- Trauma triggers: The donation process may be triggering for individuals with a history of trauma, particularly if it involves medical procedures or needles.
Frequently Asked Questions on Risks of Donating Plasma
Here are the frequently asked questions on the Risks of Donating Plasma:
Can donating plasma cause problems?
Yes, donating plasma can cause problems, like dizziness, fainting, and dehydration. However, these risks are generally low as plasma centers follow strict safety protocols to minimize them.
Is donating plasma safe?
Donating plasma is generally safe for most healthy individuals. However, donors should be aware of any potential risks and side effects.
Can I donate plasma while pregnant?
Pregnant women are not eligible to donate plasma. The donation process can cause dehydration and other potential risks to the mother and fetus.
Does plasma donation have a long-term effect?
Regular plasma donation can have long-term effects on the body. These effects include iron deficiency, protein depletion, scarring, and infections.
Does donating plasma cause muscle cramps?
It is possible to experience muscle cramps after donating plasma, particularly if you become dehydrated. Staying hydrated before and after donating is important to help prevent this and other potential side effects.
Can donating plasma frequently have long-term health consequences?
Regular plasma donation can have long-term health consequences. This includes health issues, trauma, burnout, and other psychological and emotional implications.
Donating plasma helps contribute to the medical community and helps those in need. Knowing the risks of donating plasma and why you shouldn’t donate plasma is important.
After plasma donation, short-term complications like bruising, lightheadedness, and dehydration can occur.
Also, frequent donations can lead to long-term health consequences. Discussing your medical history and concerns with the staff before plasma donation is crucial.

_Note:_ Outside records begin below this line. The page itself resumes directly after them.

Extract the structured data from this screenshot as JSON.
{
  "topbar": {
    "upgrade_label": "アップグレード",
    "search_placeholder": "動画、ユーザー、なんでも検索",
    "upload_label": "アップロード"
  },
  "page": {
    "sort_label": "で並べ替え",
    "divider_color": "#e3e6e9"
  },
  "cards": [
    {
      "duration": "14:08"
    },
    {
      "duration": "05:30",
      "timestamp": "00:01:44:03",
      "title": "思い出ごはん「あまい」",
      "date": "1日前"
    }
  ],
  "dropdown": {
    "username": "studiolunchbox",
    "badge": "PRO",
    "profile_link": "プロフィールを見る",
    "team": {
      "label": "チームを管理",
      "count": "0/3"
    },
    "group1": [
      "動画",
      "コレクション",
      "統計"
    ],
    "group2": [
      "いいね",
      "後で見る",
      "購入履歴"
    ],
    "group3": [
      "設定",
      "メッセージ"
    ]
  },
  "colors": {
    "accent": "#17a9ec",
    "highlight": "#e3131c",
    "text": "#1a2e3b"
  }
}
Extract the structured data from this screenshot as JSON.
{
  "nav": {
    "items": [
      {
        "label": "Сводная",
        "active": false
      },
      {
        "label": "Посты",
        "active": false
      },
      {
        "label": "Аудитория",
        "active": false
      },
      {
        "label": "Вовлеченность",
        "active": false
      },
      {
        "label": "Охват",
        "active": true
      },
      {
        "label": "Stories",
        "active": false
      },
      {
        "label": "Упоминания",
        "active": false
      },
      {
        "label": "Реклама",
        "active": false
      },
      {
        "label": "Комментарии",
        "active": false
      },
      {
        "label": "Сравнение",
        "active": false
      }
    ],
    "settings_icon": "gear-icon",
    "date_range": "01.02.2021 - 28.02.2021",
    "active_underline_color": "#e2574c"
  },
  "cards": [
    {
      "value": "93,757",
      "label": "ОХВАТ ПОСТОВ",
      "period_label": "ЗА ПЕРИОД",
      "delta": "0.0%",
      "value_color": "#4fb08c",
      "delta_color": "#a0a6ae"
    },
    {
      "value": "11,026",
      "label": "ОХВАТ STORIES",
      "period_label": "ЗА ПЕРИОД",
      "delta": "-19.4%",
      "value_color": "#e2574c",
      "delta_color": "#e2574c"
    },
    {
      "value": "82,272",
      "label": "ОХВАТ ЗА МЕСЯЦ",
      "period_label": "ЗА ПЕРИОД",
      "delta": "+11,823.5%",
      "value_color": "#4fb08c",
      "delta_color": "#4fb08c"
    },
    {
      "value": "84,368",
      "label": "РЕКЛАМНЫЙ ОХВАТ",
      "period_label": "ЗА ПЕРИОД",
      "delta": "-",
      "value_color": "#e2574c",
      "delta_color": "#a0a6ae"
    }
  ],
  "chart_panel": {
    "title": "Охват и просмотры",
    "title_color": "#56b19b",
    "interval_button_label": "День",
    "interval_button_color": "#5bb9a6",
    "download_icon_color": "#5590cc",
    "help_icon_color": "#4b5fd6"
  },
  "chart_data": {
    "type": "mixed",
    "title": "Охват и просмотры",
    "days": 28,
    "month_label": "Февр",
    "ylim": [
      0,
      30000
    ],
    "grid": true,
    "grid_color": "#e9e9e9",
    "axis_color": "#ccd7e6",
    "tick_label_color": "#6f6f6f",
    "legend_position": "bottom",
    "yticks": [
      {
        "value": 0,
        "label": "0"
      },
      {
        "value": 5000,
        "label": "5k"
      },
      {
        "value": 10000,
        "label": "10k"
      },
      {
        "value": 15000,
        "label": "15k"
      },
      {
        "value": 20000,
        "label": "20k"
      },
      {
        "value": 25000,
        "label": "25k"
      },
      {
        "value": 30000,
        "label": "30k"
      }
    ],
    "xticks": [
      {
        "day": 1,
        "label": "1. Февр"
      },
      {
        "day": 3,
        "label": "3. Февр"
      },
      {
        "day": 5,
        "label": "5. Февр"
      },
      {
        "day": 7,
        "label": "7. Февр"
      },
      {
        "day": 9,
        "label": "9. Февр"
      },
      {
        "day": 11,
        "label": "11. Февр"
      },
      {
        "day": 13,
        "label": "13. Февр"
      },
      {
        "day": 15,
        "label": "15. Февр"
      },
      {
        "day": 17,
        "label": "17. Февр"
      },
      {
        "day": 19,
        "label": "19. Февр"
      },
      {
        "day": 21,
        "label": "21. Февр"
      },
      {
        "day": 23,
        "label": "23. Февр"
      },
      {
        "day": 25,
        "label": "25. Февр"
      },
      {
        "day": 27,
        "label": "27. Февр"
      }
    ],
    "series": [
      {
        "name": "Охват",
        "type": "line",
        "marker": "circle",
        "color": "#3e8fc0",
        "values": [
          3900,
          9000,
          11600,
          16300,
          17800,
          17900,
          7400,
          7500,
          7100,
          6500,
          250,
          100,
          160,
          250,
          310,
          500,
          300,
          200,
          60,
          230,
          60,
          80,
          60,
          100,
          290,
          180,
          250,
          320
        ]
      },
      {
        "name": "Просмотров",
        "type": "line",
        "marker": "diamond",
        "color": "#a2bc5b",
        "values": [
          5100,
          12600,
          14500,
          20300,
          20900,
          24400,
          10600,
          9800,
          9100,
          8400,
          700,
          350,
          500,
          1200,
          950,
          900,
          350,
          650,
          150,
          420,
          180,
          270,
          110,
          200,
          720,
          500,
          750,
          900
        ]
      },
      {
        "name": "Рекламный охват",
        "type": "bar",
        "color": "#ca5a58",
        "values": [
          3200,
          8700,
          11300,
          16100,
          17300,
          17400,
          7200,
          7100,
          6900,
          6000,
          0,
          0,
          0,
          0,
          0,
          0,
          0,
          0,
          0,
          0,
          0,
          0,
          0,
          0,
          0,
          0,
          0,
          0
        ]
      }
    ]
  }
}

Furthermore, prioritize proper self-care and hydration before and after the process. You can minimize the risk of donating plasma by staying informed and taking necessary precautions.